* REQUIREMENT: Please output the listing that follows exactly, but keep all images out.

··· SOURCE DATA ···

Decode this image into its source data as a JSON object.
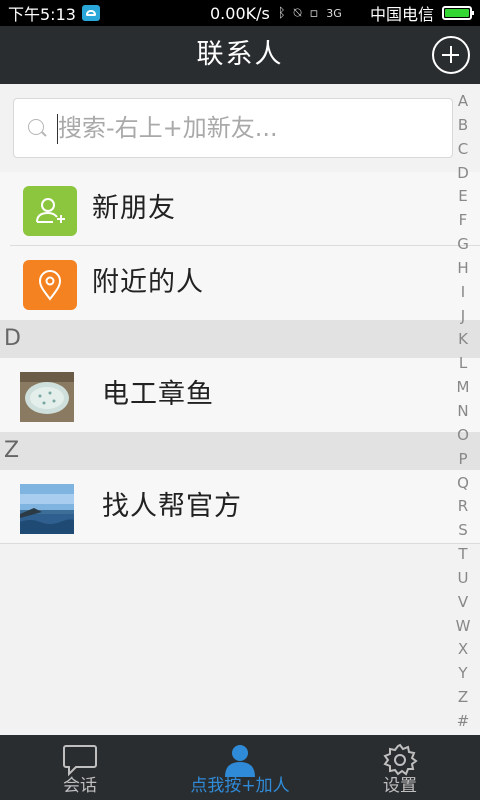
{
  "status_bar": {
    "time": "下午5:13",
    "network_speed": "0.00K/s",
    "carrier": "中国电信",
    "signal_label": "3G",
    "battery_level": 1.0
  },
  "header": {
    "title": "联系人",
    "add_icon": "plus-circle-icon"
  },
  "search": {
    "placeholder": "搜索-右上+加新友..."
  },
  "fixed_items": [
    {
      "label": "新朋友",
      "icon": "add-person-icon",
      "color": "#8cc63f"
    },
    {
      "label": "附近的人",
      "icon": "location-pin-icon",
      "color": "#f58220"
    }
  ],
  "sections": [
    {
      "letter": "D",
      "contacts": [
        {
          "name": "电工章鱼"
        }
      ]
    },
    {
      "letter": "Z",
      "contacts": [
        {
          "name": "找人帮官方"
        }
      ]
    }
  ],
  "alphabet_index": [
    "A",
    "B",
    "C",
    "D",
    "E",
    "F",
    "G",
    "H",
    "I",
    "J",
    "K",
    "L",
    "M",
    "N",
    "O",
    "P",
    "Q",
    "R",
    "S",
    "T",
    "U",
    "V",
    "W",
    "X",
    "Y",
    "Z",
    "#"
  ],
  "tabs": [
    {
      "label": "会话",
      "icon": "chat-bubble-icon",
      "active": false
    },
    {
      "label": "点我按+加人",
      "icon": "person-icon",
      "active": true
    },
    {
      "label": "设置",
      "icon": "gear-icon",
      "active": false
    }
  ],
  "colors": {
    "title_bar": "#2a2d30",
    "active_tab": "#2f8bd8"
  }
}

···

* ANSWER SPACE:
Decode this image into its source data as a JSON object.
{
  "status_bar": {
    "time": "下午5:13",
    "network_speed": "0.00K/s",
    "carrier": "中国电信",
    "signal_label": "3G",
    "battery_level": 1.0
  },
  "header": {
    "title": "联系人",
    "add_icon": "plus-circle-icon"
  },
  "search": {
    "placeholder": "搜索-右上+加新友..."
  },
  "fixed_items": [
    {
      "label": "新朋友",
      "icon": "add-person-icon",
      "color": "#8cc63f"
    },
    {
      "label": "附近的人",
      "icon": "location-pin-icon",
      "color": "#f58220"
    }
  ],
  "sections": [
    {
      "letter": "D",
      "contacts": [
        {
          "name": "电工章鱼"
        }
      ]
    },
    {
      "letter": "Z",
      "contacts": [
        {
          "name": "找人帮官方"
        }
      ]
    }
  ],
  "alphabet_index": [
    "A",
    "B",
    "C",
    "D",
    "E",
    "F",
    "G",
    "H",
    "I",
    "J",
    "K",
    "L",
    "M",
    "N",
    "O",
    "P",
    "Q",
    "R",
    "S",
    "T",
    "U",
    "V",
    "W",
    "X",
    "Y",
    "Z",
    "#"
  ],
  "tabs": [
    {
      "label": "会话",
      "icon": "chat-bubble-icon",
      "active": false
    },
    {
      "label": "点我按+加人",
      "icon": "person-icon",
      "active": true
    },
    {
      "label": "设置",
      "icon": "gear-icon",
      "active": false
    }
  ],
  "colors": {
    "title_bar": "#2a2d30",
    "active_tab": "#2f8bd8"
  }
}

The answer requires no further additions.